Task instructions: Search the material for "visível" and show all lines that contain it.

◆ ◆ ◆

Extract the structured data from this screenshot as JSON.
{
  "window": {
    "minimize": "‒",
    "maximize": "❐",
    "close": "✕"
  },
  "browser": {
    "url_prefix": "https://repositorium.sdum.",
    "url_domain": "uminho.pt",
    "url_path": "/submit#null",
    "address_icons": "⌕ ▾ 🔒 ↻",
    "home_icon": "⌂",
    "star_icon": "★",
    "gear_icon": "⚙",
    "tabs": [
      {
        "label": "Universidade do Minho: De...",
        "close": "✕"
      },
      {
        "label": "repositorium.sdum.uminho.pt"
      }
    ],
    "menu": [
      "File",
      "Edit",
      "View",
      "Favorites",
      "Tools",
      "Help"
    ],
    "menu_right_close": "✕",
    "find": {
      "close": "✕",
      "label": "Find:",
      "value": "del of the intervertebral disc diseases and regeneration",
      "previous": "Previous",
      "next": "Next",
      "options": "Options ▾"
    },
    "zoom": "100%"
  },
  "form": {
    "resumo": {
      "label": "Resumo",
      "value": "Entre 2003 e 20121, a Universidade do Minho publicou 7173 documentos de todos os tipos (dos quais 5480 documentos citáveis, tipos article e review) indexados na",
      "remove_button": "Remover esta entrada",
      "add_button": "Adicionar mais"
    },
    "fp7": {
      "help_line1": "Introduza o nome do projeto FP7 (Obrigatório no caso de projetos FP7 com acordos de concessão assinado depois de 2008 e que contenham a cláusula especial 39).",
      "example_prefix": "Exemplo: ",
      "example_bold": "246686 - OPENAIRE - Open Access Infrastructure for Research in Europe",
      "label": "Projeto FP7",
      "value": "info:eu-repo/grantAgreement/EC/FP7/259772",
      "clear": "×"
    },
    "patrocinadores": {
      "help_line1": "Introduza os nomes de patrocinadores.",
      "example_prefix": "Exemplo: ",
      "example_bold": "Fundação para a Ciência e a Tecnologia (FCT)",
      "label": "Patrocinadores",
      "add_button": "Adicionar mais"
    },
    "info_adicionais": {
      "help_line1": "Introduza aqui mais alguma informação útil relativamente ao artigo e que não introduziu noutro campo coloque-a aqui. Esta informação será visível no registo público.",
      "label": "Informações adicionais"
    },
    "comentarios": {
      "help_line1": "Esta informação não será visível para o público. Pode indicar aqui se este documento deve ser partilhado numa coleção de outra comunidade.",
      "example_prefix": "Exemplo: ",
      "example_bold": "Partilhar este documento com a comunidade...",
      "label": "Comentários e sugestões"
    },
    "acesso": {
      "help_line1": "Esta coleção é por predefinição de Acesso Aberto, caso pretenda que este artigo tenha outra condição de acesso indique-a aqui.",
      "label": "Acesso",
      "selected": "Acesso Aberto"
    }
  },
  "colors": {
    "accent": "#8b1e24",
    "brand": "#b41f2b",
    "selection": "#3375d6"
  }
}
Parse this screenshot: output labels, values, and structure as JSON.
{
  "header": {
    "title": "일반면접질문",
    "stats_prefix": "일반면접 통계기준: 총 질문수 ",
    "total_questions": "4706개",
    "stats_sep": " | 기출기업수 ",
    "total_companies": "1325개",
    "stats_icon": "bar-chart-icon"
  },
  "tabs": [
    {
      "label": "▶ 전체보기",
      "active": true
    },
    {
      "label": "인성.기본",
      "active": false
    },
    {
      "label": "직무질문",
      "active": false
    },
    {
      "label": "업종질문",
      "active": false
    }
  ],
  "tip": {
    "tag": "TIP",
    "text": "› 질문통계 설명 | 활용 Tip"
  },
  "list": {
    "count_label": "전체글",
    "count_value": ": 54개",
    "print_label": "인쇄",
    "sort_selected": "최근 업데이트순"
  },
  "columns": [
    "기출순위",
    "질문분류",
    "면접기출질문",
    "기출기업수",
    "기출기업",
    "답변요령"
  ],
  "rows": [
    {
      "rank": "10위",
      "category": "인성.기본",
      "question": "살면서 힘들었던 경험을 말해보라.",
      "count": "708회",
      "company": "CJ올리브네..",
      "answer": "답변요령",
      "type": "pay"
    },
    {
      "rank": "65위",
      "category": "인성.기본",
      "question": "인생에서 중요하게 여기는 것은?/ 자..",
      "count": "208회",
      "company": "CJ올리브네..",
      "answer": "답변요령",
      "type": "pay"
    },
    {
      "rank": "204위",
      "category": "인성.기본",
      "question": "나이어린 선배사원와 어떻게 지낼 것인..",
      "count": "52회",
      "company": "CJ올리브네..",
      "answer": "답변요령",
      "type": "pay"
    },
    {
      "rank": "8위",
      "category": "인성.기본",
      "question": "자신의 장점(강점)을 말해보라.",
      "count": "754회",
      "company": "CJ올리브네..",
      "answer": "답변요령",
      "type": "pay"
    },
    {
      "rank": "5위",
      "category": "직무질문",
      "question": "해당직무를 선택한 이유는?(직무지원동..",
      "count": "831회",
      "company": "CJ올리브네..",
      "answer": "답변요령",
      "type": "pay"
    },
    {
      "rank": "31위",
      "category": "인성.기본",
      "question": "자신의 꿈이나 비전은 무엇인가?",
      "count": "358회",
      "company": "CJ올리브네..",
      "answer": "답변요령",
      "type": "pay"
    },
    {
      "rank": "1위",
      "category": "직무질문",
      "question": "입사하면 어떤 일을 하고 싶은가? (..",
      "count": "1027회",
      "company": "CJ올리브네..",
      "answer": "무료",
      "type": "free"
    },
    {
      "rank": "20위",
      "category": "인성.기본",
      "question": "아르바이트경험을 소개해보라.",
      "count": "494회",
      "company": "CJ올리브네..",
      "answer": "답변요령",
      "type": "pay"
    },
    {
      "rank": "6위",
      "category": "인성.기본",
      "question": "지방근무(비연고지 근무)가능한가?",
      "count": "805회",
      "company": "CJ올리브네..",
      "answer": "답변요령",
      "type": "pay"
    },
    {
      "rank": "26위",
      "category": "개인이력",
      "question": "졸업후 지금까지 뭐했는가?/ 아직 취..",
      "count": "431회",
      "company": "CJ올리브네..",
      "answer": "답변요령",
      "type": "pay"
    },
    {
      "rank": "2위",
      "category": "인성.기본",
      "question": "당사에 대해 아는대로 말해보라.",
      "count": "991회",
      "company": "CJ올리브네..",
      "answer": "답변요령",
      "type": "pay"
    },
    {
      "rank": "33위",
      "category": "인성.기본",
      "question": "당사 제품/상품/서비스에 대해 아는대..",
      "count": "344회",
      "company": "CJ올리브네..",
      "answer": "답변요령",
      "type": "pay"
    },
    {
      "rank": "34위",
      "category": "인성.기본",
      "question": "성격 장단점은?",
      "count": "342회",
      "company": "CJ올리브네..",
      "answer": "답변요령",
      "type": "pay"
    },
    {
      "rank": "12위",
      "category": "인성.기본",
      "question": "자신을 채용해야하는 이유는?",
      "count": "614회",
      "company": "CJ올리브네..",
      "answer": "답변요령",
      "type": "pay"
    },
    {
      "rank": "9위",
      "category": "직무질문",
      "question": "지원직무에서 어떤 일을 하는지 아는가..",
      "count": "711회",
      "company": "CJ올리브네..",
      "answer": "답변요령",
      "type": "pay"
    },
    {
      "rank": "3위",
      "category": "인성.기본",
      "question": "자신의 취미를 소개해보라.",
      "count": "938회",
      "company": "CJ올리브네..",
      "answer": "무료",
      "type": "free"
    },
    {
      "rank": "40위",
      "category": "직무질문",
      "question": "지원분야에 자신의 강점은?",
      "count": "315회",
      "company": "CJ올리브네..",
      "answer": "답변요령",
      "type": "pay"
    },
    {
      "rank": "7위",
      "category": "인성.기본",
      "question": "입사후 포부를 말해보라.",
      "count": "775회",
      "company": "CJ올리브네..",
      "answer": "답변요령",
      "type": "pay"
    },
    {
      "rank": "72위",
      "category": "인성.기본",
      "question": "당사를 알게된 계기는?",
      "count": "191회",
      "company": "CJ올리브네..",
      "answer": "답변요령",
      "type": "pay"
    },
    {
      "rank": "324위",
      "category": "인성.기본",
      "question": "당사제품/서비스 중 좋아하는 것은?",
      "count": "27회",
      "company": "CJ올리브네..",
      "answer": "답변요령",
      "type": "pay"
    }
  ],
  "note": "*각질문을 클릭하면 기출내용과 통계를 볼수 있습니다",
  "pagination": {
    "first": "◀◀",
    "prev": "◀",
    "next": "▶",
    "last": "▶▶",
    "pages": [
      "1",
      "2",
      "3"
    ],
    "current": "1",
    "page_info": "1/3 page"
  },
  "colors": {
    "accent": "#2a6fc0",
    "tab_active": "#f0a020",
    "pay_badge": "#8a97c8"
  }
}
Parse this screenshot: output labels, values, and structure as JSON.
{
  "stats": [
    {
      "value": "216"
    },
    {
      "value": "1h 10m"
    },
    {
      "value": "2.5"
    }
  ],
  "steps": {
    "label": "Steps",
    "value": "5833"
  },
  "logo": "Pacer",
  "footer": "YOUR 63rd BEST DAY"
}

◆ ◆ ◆

Written solution:
      "help_line1": "Introduza aqui mais alguma informação útil relativamente ao artigo e que não introduziu noutro campo coloque-a aqui. Esta informação será visível no registo público.",
      "help_line1": "Esta informação não será visível para o público. Pode indicar aqui se este documento deve ser partilhado numa coleção de outra comunidade.",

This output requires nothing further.